F. Martin Ralph, University of California San Diego/Scripps Institution of Oceanography
Abstract for Special HAS Seminar on Friday, February 3, 2017 at 3:00 pm in PAS 224, Refreshments in PAS 546 from 2:30 - 3:00 pm
The southwestern U.S. experiences significant summer rainfall as part of what is referred to as the North American Monsoon. This is especially true of Arizona. Past studies have concluded that much of the water vapor needed to fuel Arizona’s monsoon precipitation comes from the Gulf of California, and have hypothesized that transport of water vapor westward across the Continental Divide from New Mexico into Arizona is of less importance.
The study presented here documents that almost all the wettest days in southeastern Arizona are associated with westward transport of water vapor into Arizona from New Mexico. This transport is enhanced due to the existence of a lesser-known low point in the Continental Divide that is roughly 250 km wide and 1 km deep. It is the lowest stretch along 3000 km of the Divide stretching from 16-45 N. Based on its meteorological importance, as described herein, and the apparent absence of a name for the feature, it is referred to here as the “Chiricahua Gap.”
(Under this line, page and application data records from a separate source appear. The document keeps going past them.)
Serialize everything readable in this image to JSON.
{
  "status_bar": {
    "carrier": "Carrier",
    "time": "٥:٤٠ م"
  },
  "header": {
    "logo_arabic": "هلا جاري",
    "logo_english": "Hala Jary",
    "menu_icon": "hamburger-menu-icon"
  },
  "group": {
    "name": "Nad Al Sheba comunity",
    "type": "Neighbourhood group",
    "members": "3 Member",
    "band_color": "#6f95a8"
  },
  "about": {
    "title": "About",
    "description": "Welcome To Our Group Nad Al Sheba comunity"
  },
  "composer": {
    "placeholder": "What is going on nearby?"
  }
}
Daily precipitation in the summers of 2009 and 2010 (area averaged over Southeastern Arizona) and water vapor flux through the Chiricahua Gap are analyzed. Westward zonal flux of vertically integrated water vapor transport (IVT) through the Chiricahua Gap is found to play a key role in modulating daily precipitation in the area. 17 of the 18 wettest days in SE Arizona during the study period (i.e., the 10% wettest days) were found to be associated with westward zonal IVT through the Chiricahua Gap. This relationship has potential to support forecasting because the westward flux events precede the wettest events.